To get a fantastic overview of Denia, a climb up the narrow streets to the castle is highly recommended. This important landmark serves as a reminder of the town’s historic importance when the Moors ruled this part of Spain from the 8th to the 13th century.

The town was also once an important player in Spain’s toy industry in the early 20th century. Examples of vintage tin cars, wooden dolls’ houses and other old-fashioned toys are found in the Denia Toy Museum housed in the former railway station.

Denia’s fiestas are also a major attraction, particularly the fiery fallas held in March when giant satirical statues made of papier-mache are put up in the streets and burned.

Bous a la mar – bulls to the sea – is a controversial fiesta held in July when bulls run through the streets of Denia into a makeshift bullring where revelers try to entice them to jump into the sea.

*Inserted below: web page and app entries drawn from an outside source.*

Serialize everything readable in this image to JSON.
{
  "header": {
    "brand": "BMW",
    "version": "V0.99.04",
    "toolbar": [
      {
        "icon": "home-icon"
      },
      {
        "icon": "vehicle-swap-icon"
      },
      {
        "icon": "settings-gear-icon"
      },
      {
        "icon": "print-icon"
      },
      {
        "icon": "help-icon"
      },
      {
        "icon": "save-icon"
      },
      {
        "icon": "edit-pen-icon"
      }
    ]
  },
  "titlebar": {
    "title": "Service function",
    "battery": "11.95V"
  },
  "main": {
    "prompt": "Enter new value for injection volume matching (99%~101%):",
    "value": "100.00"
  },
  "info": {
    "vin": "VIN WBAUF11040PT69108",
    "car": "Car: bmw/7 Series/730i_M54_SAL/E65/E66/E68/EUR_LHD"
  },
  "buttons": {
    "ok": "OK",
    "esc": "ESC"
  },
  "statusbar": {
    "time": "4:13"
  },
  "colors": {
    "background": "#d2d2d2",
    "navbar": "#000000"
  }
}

The re-enactment of the Moors and Christians involving noisy running battles in the streets is held in August.

Denia’s fiestas, cuisine and attractive monuments have found favour with expats and holidaymakers from across Europe and South America but particularly with British, German, French and Dutch residents.

It has a population of about 44,000 residents, of whom 77% are Spanish.

The number of people in Denia more than doubles in the summer as it is a popular holiday destination. As well as tourists from abroad, many families from Madrid have second homes in Denia so they can escape from the scorching city heat during the school holidays.

The town is just off the AP7 toll road and N332 coastal road linking Denia to Valencia and Alicante, which are both about 90kms from the resort. Valencia and Alicante have international airports used by low-cost airlines including EasyJet and Ryanair.

There is also a slow train from Denia to Benidorm, where you can pick up another train to Alicante. Although it takes 70 minutes to get to Benidorm, passengers can enjoy great coastal and rural views along the journey.

Property for sale in Denia ranges from bargain-priced town centre apartments to millionaire’s villas. Popular homes include historic townhouses, apartments with communal pools on urbanisations close to the beach, front-line beach villas in Las Marinas or Las Rotas, or homes on the Montgo mountain, many of which enjoy fabulous coastal views.